You could change your name to Abraham Lincoln, if you like, or Mary Todd Lincoln (or just Mary Todd, if you prefer) as long as you don’t do that with an intent to defraud anyone.

As far as your deed, if the conveyance isn’t for your benefit, then I’d ask them to produce paperwork to suit you, not the other way ‘round.

MollyMcGuire's avatar

Not in the USA. I can’t imagine it being illegal in the UK. It is the name you were born with.

cazzie's avatar

Absolutely not illegal. It looks as though the ‘decree absolute’ is your document of proof for your change of name in the UK. I had a change of name paper filled out when I registered as a resident of Norway, without even knowing it and that is my source document for when I wanted to change the name on my passport.

Sounds like you are being dicked around. Send them a copy of the ‘decree absolute’ (that they should already have) and tell them to change the name on their documents, as it was THEIR error, not yours.

If it had been me and saw the wrong name written on the documents, I would have sent them all back, corrected in red ink instead of signing them. Their mistake, not yours.

BeccaBoo's avatar

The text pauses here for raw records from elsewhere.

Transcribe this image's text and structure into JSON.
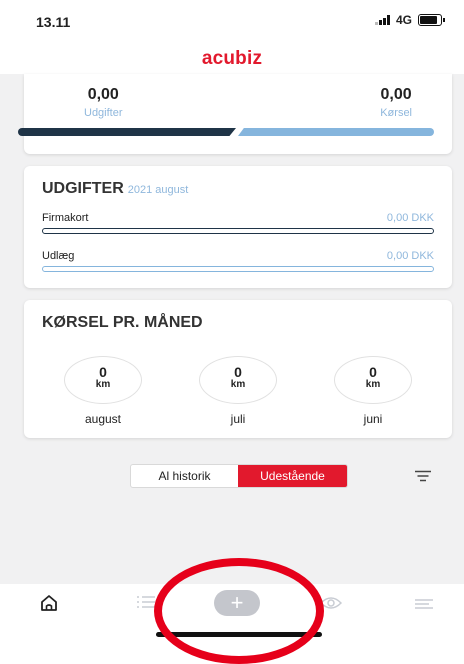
{
  "status_bar": {
    "time": "13.11",
    "network": "4G"
  },
  "header": {
    "brand": "acubiz",
    "brand_color": "#e2192d"
  },
  "totals": {
    "expenses_value": "0,00",
    "expenses_label": "Udgifter",
    "driving_value": "0,00",
    "driving_label": "Kørsel",
    "expenses_share": 0.5
  },
  "expenses": {
    "title": "UDGIFTER",
    "period": "2021 august",
    "rows": [
      {
        "label": "Firmakort",
        "value": "0,00 DKK"
      },
      {
        "label": "Udlæg",
        "value": "0,00 DKK"
      }
    ]
  },
  "driving": {
    "title": "KØRSEL PR. MÅNED",
    "months": [
      {
        "value": "0",
        "unit": "km",
        "month": "august"
      },
      {
        "value": "0",
        "unit": "km",
        "month": "juli"
      },
      {
        "value": "0",
        "unit": "km",
        "month": "juni"
      }
    ]
  },
  "filter": {
    "all_history": "Al historik",
    "outstanding": "Udestående",
    "selected": "Udestående"
  },
  "tabbar": {
    "add_symbol": "+",
    "icons": [
      "home-icon",
      "list-icon",
      "add-icon",
      "eye-icon",
      "menu-icon"
    ]
  },
  "colors": {
    "accent_red": "#e2192d",
    "dark_blue": "#1f3447",
    "light_blue": "#85b5dd",
    "annotation_ring": "#e6001a"
  }
}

Thanks folks. I will contact them and make sure they correct their mistake, even though they have all the paperwork they need. Just a little unsure as they are a solicitors firm and know what they are talking about, and I clearly don’t ;-)

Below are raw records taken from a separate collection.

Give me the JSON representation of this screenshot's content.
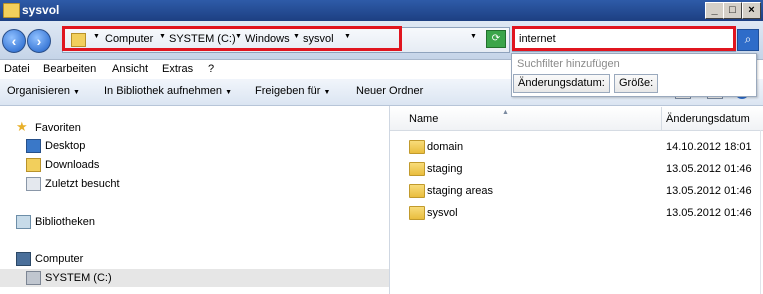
{
  "window": {
    "title": "sysvol"
  },
  "address": {
    "crumbs": [
      "Computer",
      "SYSTEM (C:)",
      "Windows",
      "sysvol"
    ]
  },
  "search": {
    "value": "internet",
    "suggest_hint": "Suchfilter hinzufügen",
    "filters": [
      "Änderungsdatum:",
      "Größe:"
    ]
  },
  "menu": [
    "Datei",
    "Bearbeiten",
    "Ansicht",
    "Extras",
    "?"
  ],
  "toolbar": [
    "Organisieren",
    "In Bibliothek aufnehmen",
    "Freigeben für",
    "Neuer Ordner"
  ],
  "nav": {
    "favorites": "Favoriten",
    "desktop": "Desktop",
    "downloads": "Downloads",
    "recent": "Zuletzt besucht",
    "libraries": "Bibliotheken",
    "computer": "Computer",
    "system_drive": "SYSTEM (C:)"
  },
  "columns": {
    "name": "Name",
    "modified": "Änderungsdatum"
  },
  "files": [
    {
      "name": "domain",
      "modified": "14.10.2012 18:01"
    },
    {
      "name": "staging",
      "modified": "13.05.2012 01:46"
    },
    {
      "name": "staging areas",
      "modified": "13.05.2012 01:46"
    },
    {
      "name": "sysvol",
      "modified": "13.05.2012 01:46"
    }
  ],
  "colors": {
    "highlight": "#e0151f",
    "titlebar": "#2e5ba8"
  }
}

OpryLeigh's avatar

I don’t know. My mum didn’t, she kept my dad’s name after the divorce so that she would have the same name as my brother and I until she got married again, by which point we were adults so she wasn’t so wprried about having the same name as us.

Skaggfacemutt's avatar

While going through my divorce, my lawyer said I could take any last name I have ever legally had. He does have to put it in the divorce papers, though. Otherwise, you can change your name to anything you want, whenever you want, by doing the legal paperwork for a name change.

Gigi12's avatar

If you ask me, you just need to change your name by deed poll.At the end of the day,it is legal document and you can show it to your husband’s solicitor as a proof that you have changed you name. Hope that I helped!

Answer this question

Login

or

Join

to answer.
Your answer will be saved while you login or join.

Have a question? Ask Fluther!

What do you know more about?
or
Knowledge Networking @ Fluther